When has having too little inventory ever been a problem for the U.S. automotive industry? For years, the industry has struggled to balance capacity with demand. Historically, manufacturers kept assembly plants churning out the metal in order to offset fixed costs and then rely on sales incentives to clear the excess inventory. However, when the stay at home orders were put in place in March 2019 the manufacturers had no choice. Initially, idling assembly plants was not a problem because the vehicle dealerships were shuttered as well. But as the economy began to open, the task of re-booting vehicle production proved problematic.

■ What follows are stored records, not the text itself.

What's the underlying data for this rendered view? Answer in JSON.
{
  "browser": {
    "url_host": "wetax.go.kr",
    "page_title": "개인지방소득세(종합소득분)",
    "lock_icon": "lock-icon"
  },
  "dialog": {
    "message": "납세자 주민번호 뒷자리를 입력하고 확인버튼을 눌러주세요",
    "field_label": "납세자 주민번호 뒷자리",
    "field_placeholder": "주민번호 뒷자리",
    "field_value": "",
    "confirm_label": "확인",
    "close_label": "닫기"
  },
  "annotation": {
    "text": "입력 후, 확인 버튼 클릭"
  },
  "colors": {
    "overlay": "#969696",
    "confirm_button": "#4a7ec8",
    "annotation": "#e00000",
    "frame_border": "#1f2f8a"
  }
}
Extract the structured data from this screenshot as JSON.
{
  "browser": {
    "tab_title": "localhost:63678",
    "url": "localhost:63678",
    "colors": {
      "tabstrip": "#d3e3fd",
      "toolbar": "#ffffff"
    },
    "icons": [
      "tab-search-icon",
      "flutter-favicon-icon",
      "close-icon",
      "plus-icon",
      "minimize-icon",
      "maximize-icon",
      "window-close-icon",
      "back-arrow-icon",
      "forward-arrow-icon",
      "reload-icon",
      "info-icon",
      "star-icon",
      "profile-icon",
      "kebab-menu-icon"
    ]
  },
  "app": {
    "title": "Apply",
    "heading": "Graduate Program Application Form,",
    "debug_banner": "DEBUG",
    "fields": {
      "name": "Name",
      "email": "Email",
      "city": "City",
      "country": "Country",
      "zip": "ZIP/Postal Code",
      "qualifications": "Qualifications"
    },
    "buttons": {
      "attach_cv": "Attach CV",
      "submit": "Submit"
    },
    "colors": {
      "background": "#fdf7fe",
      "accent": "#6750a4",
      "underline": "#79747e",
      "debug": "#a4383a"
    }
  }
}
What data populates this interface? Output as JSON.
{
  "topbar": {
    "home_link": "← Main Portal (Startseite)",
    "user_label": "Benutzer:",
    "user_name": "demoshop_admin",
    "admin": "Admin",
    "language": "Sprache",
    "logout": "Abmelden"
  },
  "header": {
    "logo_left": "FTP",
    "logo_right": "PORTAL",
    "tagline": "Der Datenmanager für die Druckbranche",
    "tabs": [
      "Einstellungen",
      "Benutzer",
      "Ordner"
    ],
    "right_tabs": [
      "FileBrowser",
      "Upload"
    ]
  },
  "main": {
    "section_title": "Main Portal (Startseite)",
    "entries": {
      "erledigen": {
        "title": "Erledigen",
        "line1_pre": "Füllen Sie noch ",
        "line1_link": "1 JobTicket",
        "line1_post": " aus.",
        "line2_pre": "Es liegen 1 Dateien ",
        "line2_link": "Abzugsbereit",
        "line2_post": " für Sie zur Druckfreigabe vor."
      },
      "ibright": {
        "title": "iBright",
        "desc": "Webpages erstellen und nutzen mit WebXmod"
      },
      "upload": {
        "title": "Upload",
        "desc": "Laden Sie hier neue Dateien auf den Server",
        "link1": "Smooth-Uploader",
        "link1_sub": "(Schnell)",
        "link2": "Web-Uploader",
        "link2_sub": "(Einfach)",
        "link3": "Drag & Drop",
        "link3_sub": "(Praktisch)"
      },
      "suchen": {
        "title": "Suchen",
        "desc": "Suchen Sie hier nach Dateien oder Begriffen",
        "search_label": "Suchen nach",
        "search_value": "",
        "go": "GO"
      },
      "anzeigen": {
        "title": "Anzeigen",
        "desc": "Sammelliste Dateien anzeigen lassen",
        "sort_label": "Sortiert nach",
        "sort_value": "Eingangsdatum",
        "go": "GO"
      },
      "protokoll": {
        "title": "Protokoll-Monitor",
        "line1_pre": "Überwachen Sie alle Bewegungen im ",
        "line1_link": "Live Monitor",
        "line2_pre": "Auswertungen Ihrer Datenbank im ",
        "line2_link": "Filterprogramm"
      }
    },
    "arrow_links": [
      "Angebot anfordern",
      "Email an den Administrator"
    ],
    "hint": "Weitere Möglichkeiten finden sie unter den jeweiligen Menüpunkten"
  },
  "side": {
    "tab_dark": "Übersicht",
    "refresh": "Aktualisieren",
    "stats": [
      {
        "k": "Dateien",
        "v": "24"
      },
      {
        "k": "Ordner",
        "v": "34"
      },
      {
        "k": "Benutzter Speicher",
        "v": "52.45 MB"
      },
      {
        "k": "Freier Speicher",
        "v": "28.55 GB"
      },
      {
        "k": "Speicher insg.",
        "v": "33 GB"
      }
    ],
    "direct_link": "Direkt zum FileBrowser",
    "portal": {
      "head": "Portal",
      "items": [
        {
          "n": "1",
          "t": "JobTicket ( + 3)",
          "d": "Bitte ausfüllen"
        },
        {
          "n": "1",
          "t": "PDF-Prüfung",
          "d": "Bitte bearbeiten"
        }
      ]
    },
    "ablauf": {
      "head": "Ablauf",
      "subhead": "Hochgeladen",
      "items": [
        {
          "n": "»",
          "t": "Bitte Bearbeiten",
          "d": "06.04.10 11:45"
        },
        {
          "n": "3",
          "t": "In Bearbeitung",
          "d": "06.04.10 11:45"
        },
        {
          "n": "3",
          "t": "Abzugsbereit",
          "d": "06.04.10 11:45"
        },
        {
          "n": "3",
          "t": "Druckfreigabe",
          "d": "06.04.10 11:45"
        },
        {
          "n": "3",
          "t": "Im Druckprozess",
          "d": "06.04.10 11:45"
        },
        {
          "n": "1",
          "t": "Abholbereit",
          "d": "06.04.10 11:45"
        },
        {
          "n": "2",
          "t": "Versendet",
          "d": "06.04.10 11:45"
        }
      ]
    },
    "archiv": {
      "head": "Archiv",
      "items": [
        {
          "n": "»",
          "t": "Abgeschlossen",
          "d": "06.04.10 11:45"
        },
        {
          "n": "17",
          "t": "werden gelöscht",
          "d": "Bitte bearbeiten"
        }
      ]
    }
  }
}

The industry’s much vaunted just-in-time supply chain, which was an asset during “normal” times, turned out to be a liability in this “new normal.”

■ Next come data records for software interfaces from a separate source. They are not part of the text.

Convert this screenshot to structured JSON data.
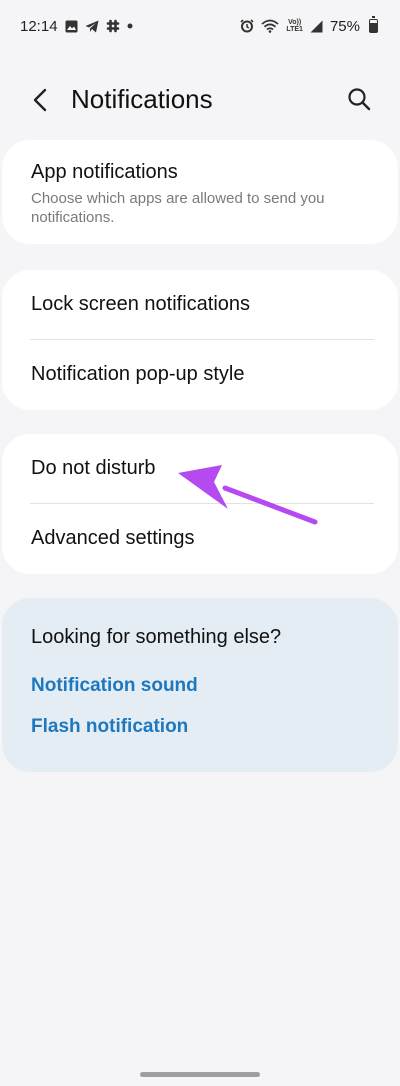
{
  "status_bar": {
    "time": "12:14",
    "battery": "75%",
    "battery_level": 0.75,
    "left_icons": [
      "gallery-icon",
      "telegram-icon",
      "slack-icon",
      "dot-icon"
    ],
    "right_icons": [
      "alarm-icon",
      "wifi-icon",
      "volte-icon",
      "signal-icon",
      "battery-icon"
    ],
    "volte_top": "Vo))",
    "volte_bottom": "LTE1"
  },
  "header": {
    "title": "Notifications",
    "back_icon": "chevron-left-icon",
    "search_icon": "search-icon"
  },
  "group1": {
    "app_notifications_title": "App notifications",
    "app_notifications_sub": "Choose which apps are allowed to send you notifications."
  },
  "group2": {
    "lock_screen": "Lock screen notifications",
    "popup_style": "Notification pop-up style"
  },
  "group3": {
    "do_not_disturb": "Do not disturb",
    "advanced": "Advanced settings"
  },
  "suggestions": {
    "heading": "Looking for something else?",
    "links": [
      "Notification sound",
      "Flash notification"
    ]
  },
  "colors": {
    "background": "#f5f5f7",
    "card": "#ffffff",
    "suggestion_card": "#e4edf3",
    "link": "#1e78c0",
    "annotation_arrow": "#b44af0"
  }
}
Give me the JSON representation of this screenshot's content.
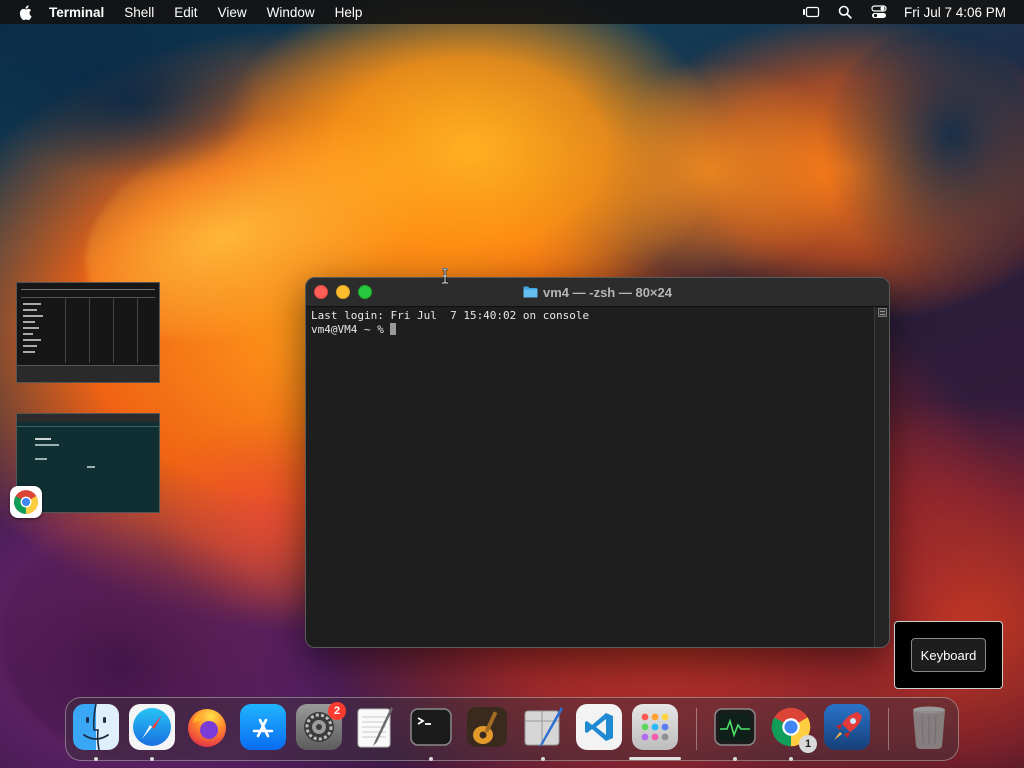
{
  "menubar": {
    "app_name": "Terminal",
    "items": [
      "Shell",
      "Edit",
      "View",
      "Window",
      "Help"
    ],
    "clock": "Fri Jul 7  4:06 PM",
    "icons": [
      "apple-icon",
      "stage-manager-icon",
      "spotlight-search-icon",
      "control-center-icon"
    ]
  },
  "terminal": {
    "title": "vm4 — -zsh — 80×24",
    "lines": [
      "Last login: Fri Jul  7 15:40:02 on console",
      "vm4@VM4 ~ % "
    ]
  },
  "keyboard_popup": {
    "label": "Keyboard"
  },
  "dock": {
    "apps": [
      {
        "name": "Finder",
        "running": true
      },
      {
        "name": "Safari",
        "running": true
      },
      {
        "name": "Firefox",
        "running": false
      },
      {
        "name": "App Store",
        "running": false
      },
      {
        "name": "System Settings",
        "running": false,
        "badge": "2"
      },
      {
        "name": "TextEdit",
        "running": false
      },
      {
        "name": "Terminal",
        "running": true
      },
      {
        "name": "GarageBand",
        "running": false
      },
      {
        "name": "Script Editor",
        "running": true
      },
      {
        "name": "Visual Studio Code",
        "running": false
      },
      {
        "name": "Launchpad",
        "running": false
      },
      {
        "name": "Activity Monitor",
        "running": true
      },
      {
        "name": "Google Chrome",
        "running": true,
        "badge": "1"
      },
      {
        "name": "RocketSim",
        "running": false
      },
      {
        "name": "Trash",
        "running": false
      }
    ]
  },
  "colors": {
    "menubar_bg": "#141414",
    "terminal_bg": "#1e1e1e",
    "close": "#ff5f57",
    "minimize": "#febc2e",
    "maximize": "#28c840",
    "badge": "#ff3b30"
  }
}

Most of the blame is being heaped on the lack of microchips; those tiny digital brains that are at the heart of most everything these days. But there is plenty of blame to spread around. There has been a shortage of commercial truck drivers, a shortage of sea containers, a shortage of magnesium, a shortage of port facilities, and a shortage of railyard terminals. At times, even mother nature was to blame. LMC Automotive analysts said automakers worldwide have lost 6.8 million units of vehicle production so far in 2021 and that could rise to 9.4 million before the end of the year. Due to lost production, U.S. retail inventory has fallen below one million vehicles by the end September, which is 1.4 million fewer new vehicles than September 2020, and 2.5 million fewer than in September 2019. At the current sales volume, September 2021 U.S. retail inventory is only a 30-day supply, a level well below the industry standard 65-day supply.
With insufficient inventory to support sales, U.S. light-duty vehicles sales fell 25 percent in September 2021 to just under 1 million units. That is the lowest tally for the month of September since 2010, when the industry was still in the grips of the Great Recession. There have only been three occasions in the last ten years that monthly sales failed to exceed one million light-duty vehicles. In terms of a seasonally adjusted annualized rate, September sales equate to only 12.1 million vehicles. That marks the fifth straight month the SAAR had declined from its peak of 18.5 million units in April 2021. With the September sales drop, third-quarter volume will have dropped a total of 14 percent from the thirdquarter of 2020 and 22 percent from the third quarter of 2019. At the outset of the quarter, plenty of industry insiders were still predicting industry sales of 16.5 million vehicles in 2021. The rapid slowdown in industry sales since then is forcing analysts to reconsider. Industry analysts are now forecasting 2021 U.S. sales between 15.0 million and 15.5 million vehicles.